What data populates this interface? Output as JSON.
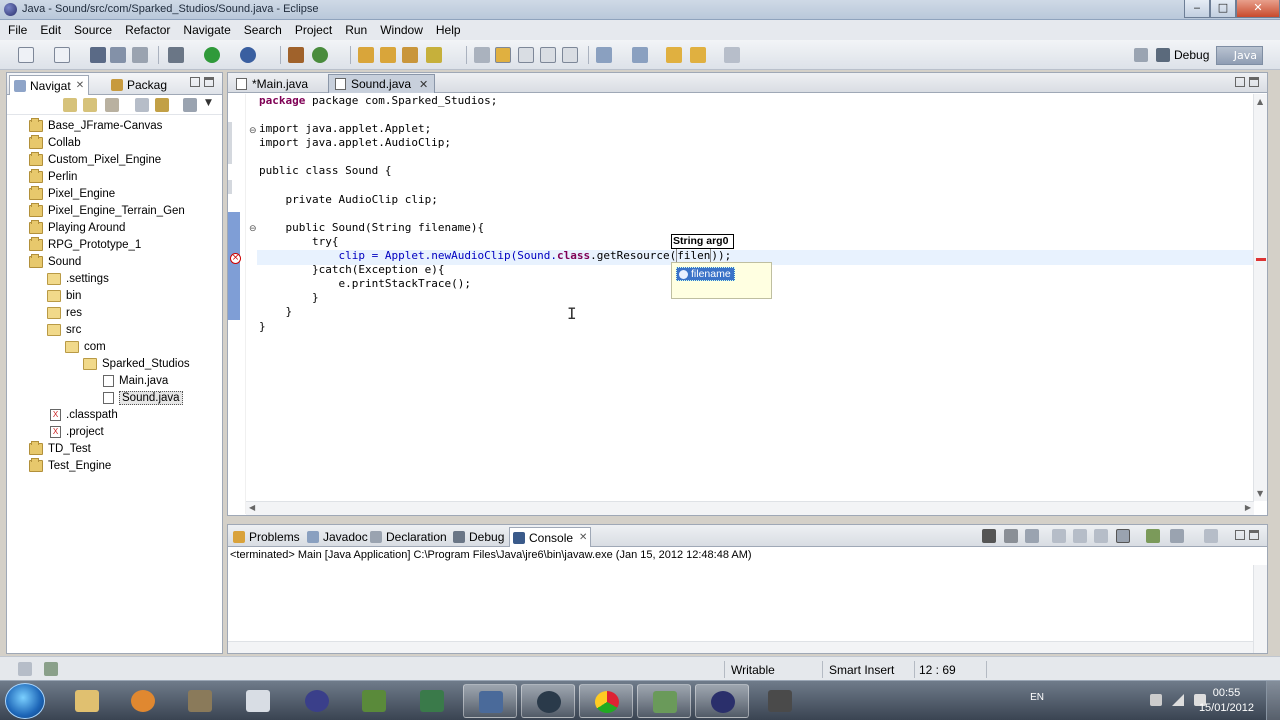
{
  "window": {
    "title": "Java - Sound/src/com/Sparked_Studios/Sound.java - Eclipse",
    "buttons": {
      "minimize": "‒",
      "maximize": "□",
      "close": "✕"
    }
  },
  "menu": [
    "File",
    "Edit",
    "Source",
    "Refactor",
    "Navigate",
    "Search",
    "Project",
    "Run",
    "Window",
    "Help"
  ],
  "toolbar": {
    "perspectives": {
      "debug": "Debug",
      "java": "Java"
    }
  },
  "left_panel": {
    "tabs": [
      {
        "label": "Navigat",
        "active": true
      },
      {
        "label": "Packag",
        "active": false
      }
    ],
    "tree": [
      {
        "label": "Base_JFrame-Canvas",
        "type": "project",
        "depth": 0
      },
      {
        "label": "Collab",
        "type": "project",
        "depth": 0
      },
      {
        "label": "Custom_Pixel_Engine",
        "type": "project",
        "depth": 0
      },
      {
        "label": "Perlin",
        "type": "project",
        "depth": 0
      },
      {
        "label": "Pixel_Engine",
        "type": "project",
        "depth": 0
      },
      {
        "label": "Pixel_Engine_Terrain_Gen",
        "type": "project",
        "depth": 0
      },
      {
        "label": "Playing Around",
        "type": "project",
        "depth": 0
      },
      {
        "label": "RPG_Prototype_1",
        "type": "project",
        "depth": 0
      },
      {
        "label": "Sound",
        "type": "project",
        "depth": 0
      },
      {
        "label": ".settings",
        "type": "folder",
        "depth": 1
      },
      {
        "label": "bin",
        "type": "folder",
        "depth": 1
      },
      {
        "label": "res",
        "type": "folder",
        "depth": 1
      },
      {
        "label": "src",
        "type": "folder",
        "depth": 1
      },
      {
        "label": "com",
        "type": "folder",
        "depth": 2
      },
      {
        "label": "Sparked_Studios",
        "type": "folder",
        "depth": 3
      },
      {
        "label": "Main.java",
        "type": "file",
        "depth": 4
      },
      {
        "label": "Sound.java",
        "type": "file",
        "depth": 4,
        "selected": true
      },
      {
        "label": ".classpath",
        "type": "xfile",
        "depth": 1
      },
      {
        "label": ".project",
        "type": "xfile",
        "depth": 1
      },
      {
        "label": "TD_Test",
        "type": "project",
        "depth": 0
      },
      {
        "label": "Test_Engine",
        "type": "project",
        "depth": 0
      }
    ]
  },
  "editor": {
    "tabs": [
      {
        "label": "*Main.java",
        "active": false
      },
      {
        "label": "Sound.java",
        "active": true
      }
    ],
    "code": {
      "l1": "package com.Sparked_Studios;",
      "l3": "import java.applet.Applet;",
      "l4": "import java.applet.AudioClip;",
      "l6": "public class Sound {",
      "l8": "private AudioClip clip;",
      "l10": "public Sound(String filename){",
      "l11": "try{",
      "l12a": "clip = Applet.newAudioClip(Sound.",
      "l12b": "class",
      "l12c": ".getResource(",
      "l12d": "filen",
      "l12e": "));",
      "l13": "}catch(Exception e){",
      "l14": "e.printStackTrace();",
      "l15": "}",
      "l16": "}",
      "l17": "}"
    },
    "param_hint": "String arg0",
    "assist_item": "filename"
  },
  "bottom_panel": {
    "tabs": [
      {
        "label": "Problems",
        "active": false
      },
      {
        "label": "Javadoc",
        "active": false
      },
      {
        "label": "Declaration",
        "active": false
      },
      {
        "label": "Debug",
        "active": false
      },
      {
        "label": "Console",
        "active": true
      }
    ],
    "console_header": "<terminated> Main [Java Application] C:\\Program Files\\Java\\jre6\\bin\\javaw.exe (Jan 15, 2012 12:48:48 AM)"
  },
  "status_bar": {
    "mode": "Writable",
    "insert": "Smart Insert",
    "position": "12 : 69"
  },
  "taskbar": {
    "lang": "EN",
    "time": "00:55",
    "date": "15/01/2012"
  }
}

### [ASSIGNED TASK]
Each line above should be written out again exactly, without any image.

### [WRITTEN ANSWER]
What data populates this interface? Output as JSON.
{
  "window": {
    "title": "Java - Sound/src/com/Sparked_Studios/Sound.java - Eclipse",
    "buttons": {
      "minimize": "‒",
      "maximize": "□",
      "close": "✕"
    }
  },
  "menu": [
    "File",
    "Edit",
    "Source",
    "Refactor",
    "Navigate",
    "Search",
    "Project",
    "Run",
    "Window",
    "Help"
  ],
  "toolbar": {
    "perspectives": {
      "debug": "Debug",
      "java": "Java"
    }
  },
  "left_panel": {
    "tabs": [
      {
        "label": "Navigat",
        "active": true
      },
      {
        "label": "Packag",
        "active": false
      }
    ],
    "tree": [
      {
        "label": "Base_JFrame-Canvas",
        "type": "project",
        "depth": 0
      },
      {
        "label": "Collab",
        "type": "project",
        "depth": 0
      },
      {
        "label": "Custom_Pixel_Engine",
        "type": "project",
        "depth": 0
      },
      {
        "label": "Perlin",
        "type": "project",
        "depth": 0
      },
      {
        "label": "Pixel_Engine",
        "type": "project",
        "depth": 0
      },
      {
        "label": "Pixel_Engine_Terrain_Gen",
        "type": "project",
        "depth": 0
      },
      {
        "label": "Playing Around",
        "type": "project",
        "depth": 0
      },
      {
        "label": "RPG_Prototype_1",
        "type": "project",
        "depth": 0
      },
      {
        "label": "Sound",
        "type": "project",
        "depth": 0
      },
      {
        "label": ".settings",
        "type": "folder",
        "depth": 1
      },
      {
        "label": "bin",
        "type": "folder",
        "depth": 1
      },
      {
        "label": "res",
        "type": "folder",
        "depth": 1
      },
      {
        "label": "src",
        "type": "folder",
        "depth": 1
      },
      {
        "label": "com",
        "type": "folder",
        "depth": 2
      },
      {
        "label": "Sparked_Studios",
        "type": "folder",
        "depth": 3
      },
      {
        "label": "Main.java",
        "type": "file",
        "depth": 4
      },
      {
        "label": "Sound.java",
        "type": "file",
        "depth": 4,
        "selected": true
      },
      {
        "label": ".classpath",
        "type": "xfile",
        "depth": 1
      },
      {
        "label": ".project",
        "type": "xfile",
        "depth": 1
      },
      {
        "label": "TD_Test",
        "type": "project",
        "depth": 0
      },
      {
        "label": "Test_Engine",
        "type": "project",
        "depth": 0
      }
    ]
  },
  "editor": {
    "tabs": [
      {
        "label": "*Main.java",
        "active": false
      },
      {
        "label": "Sound.java",
        "active": true
      }
    ],
    "code": {
      "l1": "package com.Sparked_Studios;",
      "l3": "import java.applet.Applet;",
      "l4": "import java.applet.AudioClip;",
      "l6": "public class Sound {",
      "l8": "private AudioClip clip;",
      "l10": "public Sound(String filename){",
      "l11": "try{",
      "l12a": "clip = Applet.newAudioClip(Sound.",
      "l12b": "class",
      "l12c": ".getResource(",
      "l12d": "filen",
      "l12e": "));",
      "l13": "}catch(Exception e){",
      "l14": "e.printStackTrace();",
      "l15": "}",
      "l16": "}",
      "l17": "}"
    },
    "param_hint": "String arg0",
    "assist_item": "filename"
  },
  "bottom_panel": {
    "tabs": [
      {
        "label": "Problems",
        "active": false
      },
      {
        "label": "Javadoc",
        "active": false
      },
      {
        "label": "Declaration",
        "active": false
      },
      {
        "label": "Debug",
        "active": false
      },
      {
        "label": "Console",
        "active": true
      }
    ],
    "console_header": "<terminated> Main [Java Application] C:\\Program Files\\Java\\jre6\\bin\\javaw.exe (Jan 15, 2012 12:48:48 AM)"
  },
  "status_bar": {
    "mode": "Writable",
    "insert": "Smart Insert",
    "position": "12 : 69"
  },
  "taskbar": {
    "lang": "EN",
    "time": "00:55",
    "date": "15/01/2012"
  }
}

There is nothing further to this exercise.